Primary & Secondary Actions

Match the visual presentation of actions to their importance to minimize the risk for potential errors and help people complete a form as quickly as possible.
Primary actions are actions such as “Submit”, “Continue”, “Finish”, and “Save”. They enable form completion, the most important action on the form.
Secondary actions are actions such as “Cancel”, “Go back”, or “Reset”. They are less important, alternative actions, which often have negative consequences when used accidentally. For example, hitting “Reset” erases all the data a user has entered.

Two different ways to distinguish primary and secondary actions on a Web form.

Two different ways to distinguish primary and secondary actions on a Web form.

What problem does the pattern solve?

  • You have a Web form containing both primary and secondary actions.

When to use it?

  • You have a Web form containing both primary and secondary actions.

How to use it?

  • First of all, avoid secondary actions whenever possible. Do you really need that “reset” button?
  • Ensure a clear visual distinction between primary & secondary actions. Add visual weight to primary action elements (stronger color and/or bigger size), and reduce the weight on secondary action elements (use a link instead of a button, use lighter color).
  • Align primary action button vertically with the input fields to create a clear path to completion.

Why to use it?

  • All form actions are not equal, and therefore the visual presentation of actions should match their importance to make it easier to complete a form.
  • Visual distinction helps users make “good” choices. For example, “Cancel” is secondary action which is rarely used compated to primary actions. Therefore, the visual weight of it should be reduced in some way to minimize the risk of selecting it unintentionally.
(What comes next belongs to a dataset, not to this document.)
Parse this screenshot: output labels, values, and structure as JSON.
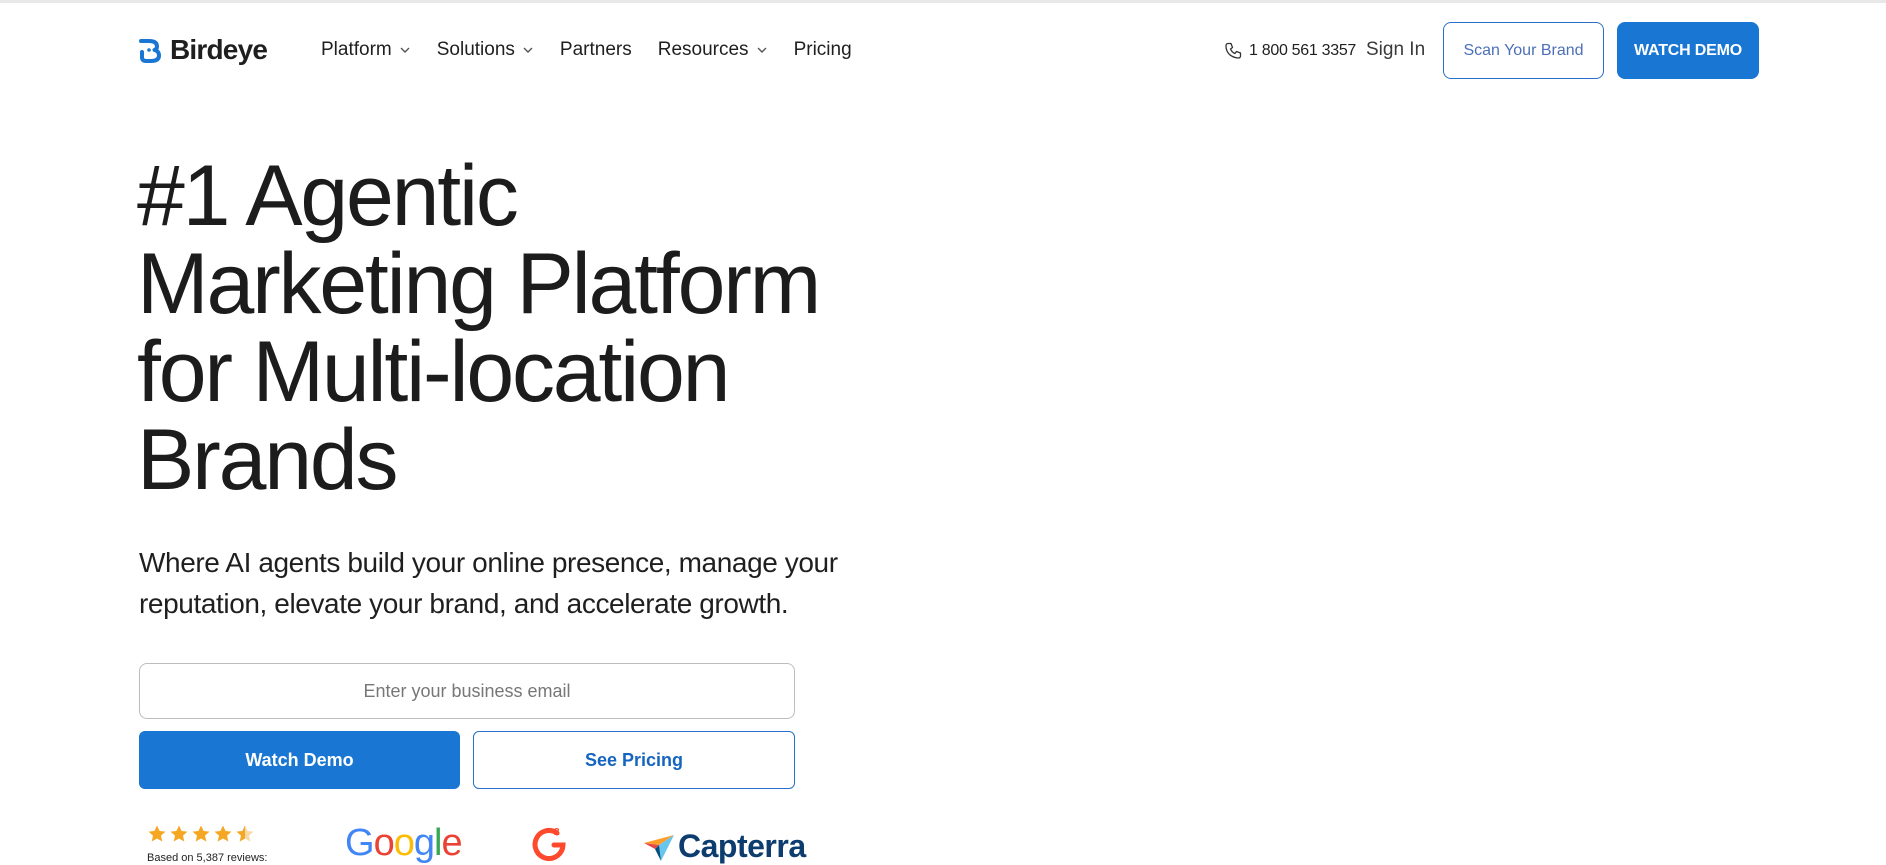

The pattern is inspired by “Primary and Secondary Actions” from Luke Wroblewski’s book “Web Form Design: Filling in the Blanks”.

Useful links

Example images (10 examples)


  • Adiux ⋅ Feb. 16, 2012 17:07

    Isn't it more natural to have the primary function on the right?
    tripit vs delicious

  • Parvej Solkar ⋅ March 6, 2013 07:09

    Thanks a lot....!!!

    Definately changes appraoch towards designing primary and secondary actions on web page

  • frank baido ⋅ April 8, 2015 23:28

    pls dis is ma work sir baido


  • Primary & Secondary Actions (www) ⋅ May 6, 2016 08:25

    Despite the fact that you begins outlining from versatile screen, your default screen size ought to be desktop size. After that lone the outline ought to be made for receptive to showed in different gadgets. It is the prescribed (best practice) strategy for planning responsive locales.

  • Jen Deitz (www) ⋅ June 7, 2016 13:00

    Sstanding in the way of your products and your customers is a checkout form. If you are developing social software, your goal is to grow your community. Standing in between you and community members is a form. If you’ve built a productivity-based Web application, forms enable key interactions that let people create and manage content.

  • Rachelle Scott (www) ⋅ June 14, 2016 12:57

    It's important that primary actions have the strongest visual weight. Secondary actions should have the weakest visual weight.

  • more info (www) ⋅ June 14, 2016 21:43

    You will get many more info about generating of unlimited free paypal money in your account as you will be highly benefited after visiting this place.